# EXERCISE GOAL:
The answer should be a faithful retyping of the records that follow, pictures excluded.

*** MATERIAL SHOWN Section Begins ***

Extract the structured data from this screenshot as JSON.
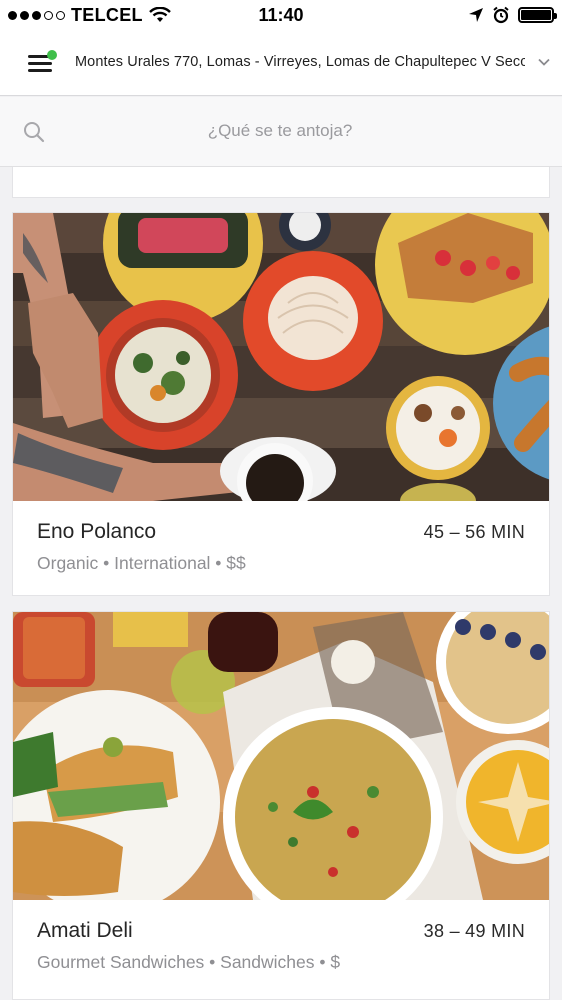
{
  "status_bar": {
    "carrier": "TELCEL",
    "time": "11:40"
  },
  "header": {
    "address": "Montes Urales 770, Lomas - Virreyes, Lomas de Chapultepec V Secc"
  },
  "search": {
    "placeholder": "¿Qué se te antoja?"
  },
  "restaurants": [
    {
      "name": "Eno Polanco",
      "eta": "45 – 56 MIN",
      "meta": "Organic • International • $$"
    },
    {
      "name": "Amati Deli",
      "eta": "38 – 49 MIN",
      "meta": "Gourmet Sandwiches • Sandwiches • $"
    }
  ],
  "colors": {
    "notification": "#3fbf4a",
    "background": "#f1f1f3"
  }
}
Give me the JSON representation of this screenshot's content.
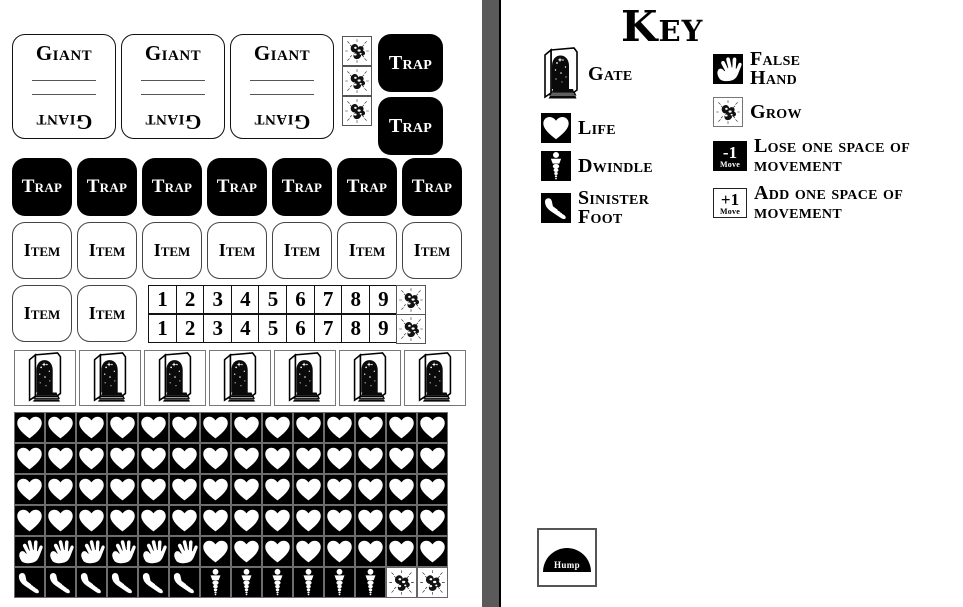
{
  "left_panel": {
    "giant_cards": [
      {
        "top_label": "Giant",
        "bottom_label": "Giant"
      },
      {
        "top_label": "Giant",
        "bottom_label": "Giant"
      },
      {
        "top_label": "Giant",
        "bottom_label": "Giant"
      }
    ],
    "grow_stack_count": 3,
    "trap_stack": [
      "Trap",
      "Trap"
    ],
    "trap_row": [
      "Trap",
      "Trap",
      "Trap",
      "Trap",
      "Trap",
      "Trap",
      "Trap"
    ],
    "item_row_1": [
      "Item",
      "Item",
      "Item",
      "Item",
      "Item",
      "Item",
      "Item"
    ],
    "item_row_2": [
      "Item",
      "Item"
    ],
    "number_strips": [
      {
        "numbers": [
          "1",
          "2",
          "3",
          "4",
          "5",
          "6",
          "7",
          "8",
          "9"
        ],
        "end_token": "grow-icon"
      },
      {
        "numbers": [
          "1",
          "2",
          "3",
          "4",
          "5",
          "6",
          "7",
          "8",
          "9"
        ],
        "end_token": "grow-icon"
      }
    ],
    "gate_row_count": 7,
    "token_grid": {
      "columns": 14,
      "rows": [
        [
          "life",
          "life",
          "life",
          "life",
          "life",
          "life",
          "life",
          "life",
          "life",
          "life",
          "life",
          "life",
          "life",
          "life"
        ],
        [
          "life",
          "life",
          "life",
          "life",
          "life",
          "life",
          "life",
          "life",
          "life",
          "life",
          "life",
          "life",
          "life",
          "life"
        ],
        [
          "life",
          "life",
          "life",
          "life",
          "life",
          "life",
          "life",
          "life",
          "life",
          "life",
          "life",
          "life",
          "life",
          "life"
        ],
        [
          "life",
          "life",
          "life",
          "life",
          "life",
          "life",
          "life",
          "life",
          "life",
          "life",
          "life",
          "life",
          "life",
          "life"
        ],
        [
          "false-hand",
          "false-hand",
          "false-hand",
          "false-hand",
          "false-hand",
          "false-hand",
          "life",
          "life",
          "life",
          "life",
          "life",
          "life",
          "life",
          "life"
        ],
        [
          "sinister-foot",
          "sinister-foot",
          "sinister-foot",
          "sinister-foot",
          "sinister-foot",
          "sinister-foot",
          "dwindle",
          "dwindle",
          "dwindle",
          "dwindle",
          "dwindle",
          "dwindle",
          "grow",
          "grow"
        ]
      ]
    }
  },
  "key": {
    "title": "Key",
    "left_entries": [
      {
        "icon": "gate-icon",
        "label": "Gate"
      },
      {
        "icon": "life-icon",
        "label": "Life"
      },
      {
        "icon": "dwindle-icon",
        "label": "Dwindle"
      },
      {
        "icon": "sinister-foot-icon",
        "label": "Sinister\nFoot"
      }
    ],
    "right_entries": [
      {
        "icon": "false-hand-icon",
        "label": "False\nHand"
      },
      {
        "icon": "grow-icon",
        "label": "Grow"
      },
      {
        "icon": "minus-one-move-icon",
        "badge_num": "-1",
        "badge_word": "Move",
        "label": "Lose one space of\nmovement"
      },
      {
        "icon": "plus-one-move-icon",
        "badge_num": "+1",
        "badge_word": "Move",
        "label": "Add one space of\nmovement"
      }
    ]
  },
  "hump": {
    "label": "Hump"
  },
  "colors": {
    "ink": "#000000",
    "paper": "#ffffff",
    "divider": "#5a5a5a"
  }
}
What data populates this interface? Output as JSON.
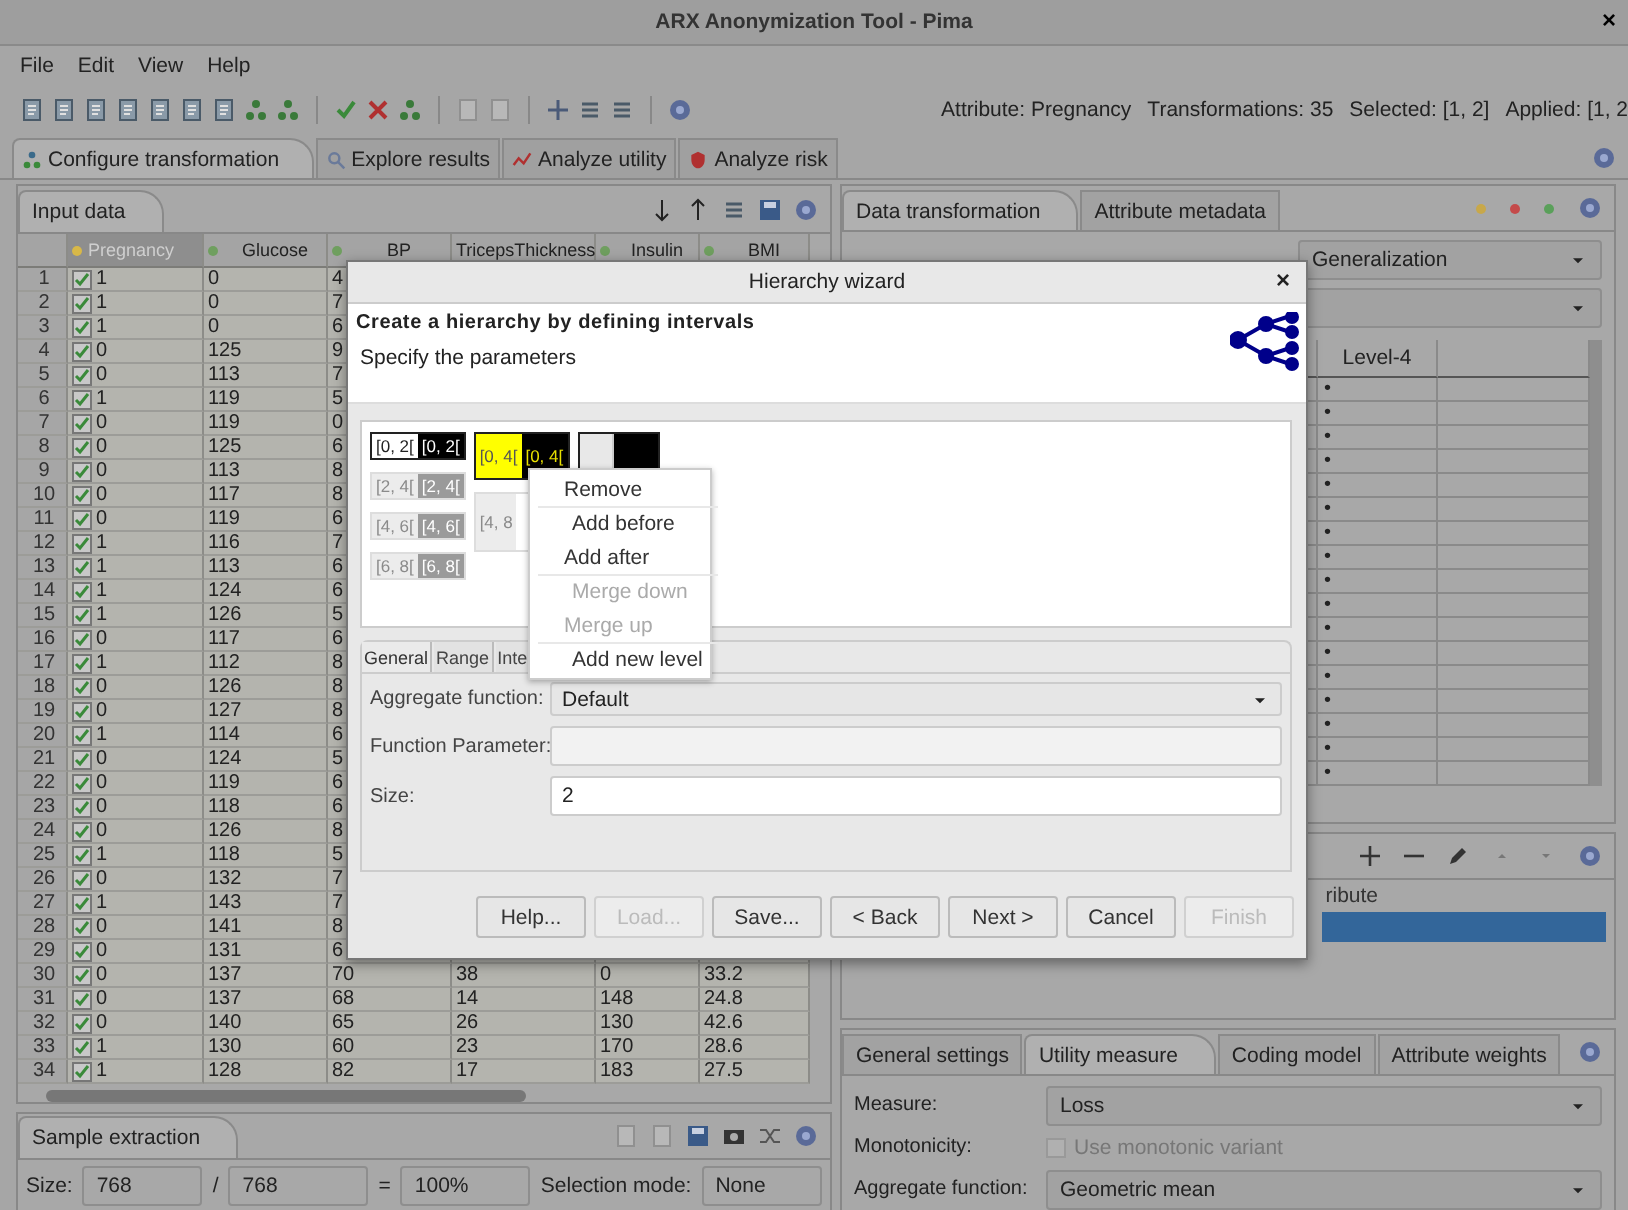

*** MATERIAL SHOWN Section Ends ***

# SOLVED EXERCISE:
Extract the structured data from this screenshot as JSON.
{
  "status_bar": {
    "carrier": "TELCEL",
    "time": "11:40"
  },
  "header": {
    "address": "Montes Urales 770, Lomas - Virreyes, Lomas de Chapultepec V Secc"
  },
  "search": {
    "placeholder": "¿Qué se te antoja?"
  },
  "restaurants": [
    {
      "name": "Eno Polanco",
      "eta": "45 – 56 MIN",
      "meta": "Organic • International • $$"
    },
    {
      "name": "Amati Deli",
      "eta": "38 – 49 MIN",
      "meta": "Gourmet Sandwiches • Sandwiches • $"
    }
  ],
  "colors": {
    "notification": "#3fbf4a",
    "background": "#f1f1f3"
  }
}
Give me the JSON representation of this screenshot's content.
{
  "left_panel": {
    "giant_cards": [
      {
        "top_label": "Giant",
        "bottom_label": "Giant"
      },
      {
        "top_label": "Giant",
        "bottom_label": "Giant"
      },
      {
        "top_label": "Giant",
        "bottom_label": "Giant"
      }
    ],
    "grow_stack_count": 3,
    "trap_stack": [
      "Trap",
      "Trap"
    ],
    "trap_row": [
      "Trap",
      "Trap",
      "Trap",
      "Trap",
      "Trap",
      "Trap",
      "Trap"
    ],
    "item_row_1": [
      "Item",
      "Item",
      "Item",
      "Item",
      "Item",
      "Item",
      "Item"
    ],
    "item_row_2": [
      "Item",
      "Item"
    ],
    "number_strips": [
      {
        "numbers": [
          "1",
          "2",
          "3",
          "4",
          "5",
          "6",
          "7",
          "8",
          "9"
        ],
        "end_token": "grow-icon"
      },
      {
        "numbers": [
          "1",
          "2",
          "3",
          "4",
          "5",
          "6",
          "7",
          "8",
          "9"
        ],
        "end_token": "grow-icon"
      }
    ],
    "gate_row_count": 7,
    "token_grid": {
      "columns": 14,
      "rows": [
        [
          "life",
          "life",
          "life",
          "life",
          "life",
          "life",
          "life",
          "life",
          "life",
          "life",
          "life",
          "life",
          "life",
          "life"
        ],
        [
          "life",
          "life",
          "life",
          "life",
          "life",
          "life",
          "life",
          "life",
          "life",
          "life",
          "life",
          "life",
          "life",
          "life"
        ],
        [
          "life",
          "life",
          "life",
          "life",
          "life",
          "life",
          "life",
          "life",
          "life",
          "life",
          "life",
          "life",
          "life",
          "life"
        ],
        [
          "life",
          "life",
          "life",
          "life",
          "life",
          "life",
          "life",
          "life",
          "life",
          "life",
          "life",
          "life",
          "life",
          "life"
        ],
        [
          "false-hand",
          "false-hand",
          "false-hand",
          "false-hand",
          "false-hand",
          "false-hand",
          "life",
          "life",
          "life",
          "life",
          "life",
          "life",
          "life",
          "life"
        ],
        [
          "sinister-foot",
          "sinister-foot",
          "sinister-foot",
          "sinister-foot",
          "sinister-foot",
          "sinister-foot",
          "dwindle",
          "dwindle",
          "dwindle",
          "dwindle",
          "dwindle",
          "dwindle",
          "grow",
          "grow"
        ]
      ]
    }
  },
  "key": {
    "title": "Key",
    "left_entries": [
      {
        "icon": "gate-icon",
        "label": "Gate"
      },
      {
        "icon": "life-icon",
        "label": "Life"
      },
      {
        "icon": "dwindle-icon",
        "label": "Dwindle"
      },
      {
        "icon": "sinister-foot-icon",
        "label": "Sinister\nFoot"
      }
    ],
    "right_entries": [
      {
        "icon": "false-hand-icon",
        "label": "False\nHand"
      },
      {
        "icon": "grow-icon",
        "label": "Grow"
      },
      {
        "icon": "minus-one-move-icon",
        "badge_num": "-1",
        "badge_word": "Move",
        "label": "Lose one space of\nmovement"
      },
      {
        "icon": "plus-one-move-icon",
        "badge_num": "+1",
        "badge_word": "Move",
        "label": "Add one space of\nmovement"
      }
    ]
  },
  "hump": {
    "label": "Hump"
  },
  "colors": {
    "ink": "#000000",
    "paper": "#ffffff",
    "divider": "#5a5a5a"
  }
}
What data populates this interface? Output as JSON.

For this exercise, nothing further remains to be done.